Copy the records below exactly. Include all of them.

_Extracted data entries_.
──────

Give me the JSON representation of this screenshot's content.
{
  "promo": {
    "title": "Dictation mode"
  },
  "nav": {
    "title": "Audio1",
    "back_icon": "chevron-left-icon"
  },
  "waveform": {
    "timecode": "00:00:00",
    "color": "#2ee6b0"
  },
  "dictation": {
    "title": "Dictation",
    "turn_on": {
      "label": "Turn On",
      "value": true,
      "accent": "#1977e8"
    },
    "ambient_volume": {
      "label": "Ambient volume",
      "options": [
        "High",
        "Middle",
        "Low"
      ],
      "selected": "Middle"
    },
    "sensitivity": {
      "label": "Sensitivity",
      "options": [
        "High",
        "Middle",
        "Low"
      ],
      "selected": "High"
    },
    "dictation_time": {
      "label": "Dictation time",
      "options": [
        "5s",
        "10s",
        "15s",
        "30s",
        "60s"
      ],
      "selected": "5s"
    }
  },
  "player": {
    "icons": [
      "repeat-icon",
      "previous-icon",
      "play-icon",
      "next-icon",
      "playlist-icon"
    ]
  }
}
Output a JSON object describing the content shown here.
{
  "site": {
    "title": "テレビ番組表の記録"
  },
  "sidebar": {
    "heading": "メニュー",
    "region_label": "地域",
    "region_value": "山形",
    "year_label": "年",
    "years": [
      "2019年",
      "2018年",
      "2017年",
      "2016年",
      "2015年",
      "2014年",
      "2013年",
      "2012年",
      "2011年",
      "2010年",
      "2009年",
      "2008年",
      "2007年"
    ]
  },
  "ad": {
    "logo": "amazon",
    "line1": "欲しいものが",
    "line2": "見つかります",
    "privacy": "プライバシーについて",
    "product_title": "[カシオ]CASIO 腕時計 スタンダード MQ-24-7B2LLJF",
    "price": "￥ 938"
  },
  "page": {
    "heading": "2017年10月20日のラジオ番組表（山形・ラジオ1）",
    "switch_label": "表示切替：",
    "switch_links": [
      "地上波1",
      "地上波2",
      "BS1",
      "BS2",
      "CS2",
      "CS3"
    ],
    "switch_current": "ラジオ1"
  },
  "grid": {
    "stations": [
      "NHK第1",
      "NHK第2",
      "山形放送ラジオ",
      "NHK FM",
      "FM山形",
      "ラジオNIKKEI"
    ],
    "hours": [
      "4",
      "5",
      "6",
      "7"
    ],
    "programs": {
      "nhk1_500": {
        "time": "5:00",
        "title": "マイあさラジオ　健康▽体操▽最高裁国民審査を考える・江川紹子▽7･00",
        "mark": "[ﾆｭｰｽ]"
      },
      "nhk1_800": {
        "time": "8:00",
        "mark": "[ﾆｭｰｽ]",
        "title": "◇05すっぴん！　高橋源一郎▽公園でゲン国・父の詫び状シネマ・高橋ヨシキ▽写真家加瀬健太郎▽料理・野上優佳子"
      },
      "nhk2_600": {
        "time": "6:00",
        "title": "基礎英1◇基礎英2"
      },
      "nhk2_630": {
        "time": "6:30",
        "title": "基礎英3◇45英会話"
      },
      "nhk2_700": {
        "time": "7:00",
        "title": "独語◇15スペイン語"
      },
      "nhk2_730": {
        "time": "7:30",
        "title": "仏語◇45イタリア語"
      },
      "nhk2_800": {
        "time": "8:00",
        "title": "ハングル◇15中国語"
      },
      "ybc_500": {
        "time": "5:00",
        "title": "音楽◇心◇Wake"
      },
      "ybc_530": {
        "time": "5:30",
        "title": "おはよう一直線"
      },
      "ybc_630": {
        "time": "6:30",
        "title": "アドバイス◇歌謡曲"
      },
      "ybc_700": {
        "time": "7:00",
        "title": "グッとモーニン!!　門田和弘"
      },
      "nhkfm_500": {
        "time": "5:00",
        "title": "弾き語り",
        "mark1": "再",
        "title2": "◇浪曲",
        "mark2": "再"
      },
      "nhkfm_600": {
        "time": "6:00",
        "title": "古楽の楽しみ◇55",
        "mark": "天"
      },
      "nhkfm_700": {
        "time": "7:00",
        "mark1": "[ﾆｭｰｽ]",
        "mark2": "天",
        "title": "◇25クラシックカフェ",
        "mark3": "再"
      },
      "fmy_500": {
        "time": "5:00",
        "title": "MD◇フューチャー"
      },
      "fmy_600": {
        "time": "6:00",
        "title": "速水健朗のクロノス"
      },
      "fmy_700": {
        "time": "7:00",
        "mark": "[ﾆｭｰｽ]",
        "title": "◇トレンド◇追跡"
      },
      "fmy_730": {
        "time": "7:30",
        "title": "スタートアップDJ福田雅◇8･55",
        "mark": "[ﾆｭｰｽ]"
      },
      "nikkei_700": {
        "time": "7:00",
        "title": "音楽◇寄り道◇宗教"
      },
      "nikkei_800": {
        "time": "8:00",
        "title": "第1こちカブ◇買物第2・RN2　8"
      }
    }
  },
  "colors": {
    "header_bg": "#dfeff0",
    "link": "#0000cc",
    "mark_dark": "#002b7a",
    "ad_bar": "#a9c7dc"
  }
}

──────

_TASK RESPONSE_.
Give me the JSON representation of this screenshot's content.
{
  "promo": {
    "title": "Dictation mode"
  },
  "nav": {
    "title": "Audio1",
    "back_icon": "chevron-left-icon"
  },
  "waveform": {
    "timecode": "00:00:00",
    "color": "#2ee6b0"
  },
  "dictation": {
    "title": "Dictation",
    "turn_on": {
      "label": "Turn On",
      "value": true,
      "accent": "#1977e8"
    },
    "ambient_volume": {
      "label": "Ambient volume",
      "options": [
        "High",
        "Middle",
        "Low"
      ],
      "selected": "Middle"
    },
    "sensitivity": {
      "label": "Sensitivity",
      "options": [
        "High",
        "Middle",
        "Low"
      ],
      "selected": "High"
    },
    "dictation_time": {
      "label": "Dictation time",
      "options": [
        "5s",
        "10s",
        "15s",
        "30s",
        "60s"
      ],
      "selected": "5s"
    }
  },
  "player": {
    "icons": [
      "repeat-icon",
      "previous-icon",
      "play-icon",
      "next-icon",
      "playlist-icon"
    ]
  }
}
Output a JSON object describing the content shown here.
{
  "site": {
    "title": "テレビ番組表の記録"
  },
  "sidebar": {
    "heading": "メニュー",
    "region_label": "地域",
    "region_value": "山形",
    "year_label": "年",
    "years": [
      "2019年",
      "2018年",
      "2017年",
      "2016年",
      "2015年",
      "2014年",
      "2013年",
      "2012年",
      "2011年",
      "2010年",
      "2009年",
      "2008年",
      "2007年"
    ]
  },
  "ad": {
    "logo": "amazon",
    "line1": "欲しいものが",
    "line2": "見つかります",
    "privacy": "プライバシーについて",
    "product_title": "[カシオ]CASIO 腕時計 スタンダード MQ-24-7B2LLJF",
    "price": "￥ 938"
  },
  "page": {
    "heading": "2017年10月20日のラジオ番組表（山形・ラジオ1）",
    "switch_label": "表示切替：",
    "switch_links": [
      "地上波1",
      "地上波2",
      "BS1",
      "BS2",
      "CS2",
      "CS3"
    ],
    "switch_current": "ラジオ1"
  },
  "grid": {
    "stations": [
      "NHK第1",
      "NHK第2",
      "山形放送ラジオ",
      "NHK FM",
      "FM山形",
      "ラジオNIKKEI"
    ],
    "hours": [
      "4",
      "5",
      "6",
      "7"
    ],
    "programs": {
      "nhk1_500": {
        "time": "5:00",
        "title": "マイあさラジオ　健康▽体操▽最高裁国民審査を考える・江川紹子▽7･00",
        "mark": "[ﾆｭｰｽ]"
      },
      "nhk1_800": {
        "time": "8:00",
        "mark": "[ﾆｭｰｽ]",
        "title": "◇05すっぴん！　高橋源一郎▽公園でゲン国・父の詫び状シネマ・高橋ヨシキ▽写真家加瀬健太郎▽料理・野上優佳子"
      },
      "nhk2_600": {
        "time": "6:00",
        "title": "基礎英1◇基礎英2"
      },
      "nhk2_630": {
        "time": "6:30",
        "title": "基礎英3◇45英会話"
      },
      "nhk2_700": {
        "time": "7:00",
        "title": "独語◇15スペイン語"
      },
      "nhk2_730": {
        "time": "7:30",
        "title": "仏語◇45イタリア語"
      },
      "nhk2_800": {
        "time": "8:00",
        "title": "ハングル◇15中国語"
      },
      "ybc_500": {
        "time": "5:00",
        "title": "音楽◇心◇Wake"
      },
      "ybc_530": {
        "time": "5:30",
        "title": "おはよう一直線"
      },
      "ybc_630": {
        "time": "6:30",
        "title": "アドバイス◇歌謡曲"
      },
      "ybc_700": {
        "time": "7:00",
        "title": "グッとモーニン!!　門田和弘"
      },
      "nhkfm_500": {
        "time": "5:00",
        "title": "弾き語り",
        "mark1": "再",
        "title2": "◇浪曲",
        "mark2": "再"
      },
      "nhkfm_600": {
        "time": "6:00",
        "title": "古楽の楽しみ◇55",
        "mark": "天"
      },
      "nhkfm_700": {
        "time": "7:00",
        "mark1": "[ﾆｭｰｽ]",
        "mark2": "天",
        "title": "◇25クラシックカフェ",
        "mark3": "再"
      },
      "fmy_500": {
        "time": "5:00",
        "title": "MD◇フューチャー"
      },
      "fmy_600": {
        "time": "6:00",
        "title": "速水健朗のクロノス"
      },
      "fmy_700": {
        "time": "7:00",
        "mark": "[ﾆｭｰｽ]",
        "title": "◇トレンド◇追跡"
      },
      "fmy_730": {
        "time": "7:30",
        "title": "スタートアップDJ福田雅◇8･55",
        "mark": "[ﾆｭｰｽ]"
      },
      "nikkei_700": {
        "time": "7:00",
        "title": "音楽◇寄り道◇宗教"
      },
      "nikkei_800": {
        "time": "8:00",
        "title": "第1こちカブ◇買物第2・RN2　8"
      }
    }
  },
  "colors": {
    "header_bg": "#dfeff0",
    "link": "#0000cc",
    "mark_dark": "#002b7a",
    "ad_bar": "#a9c7dc"
  }
}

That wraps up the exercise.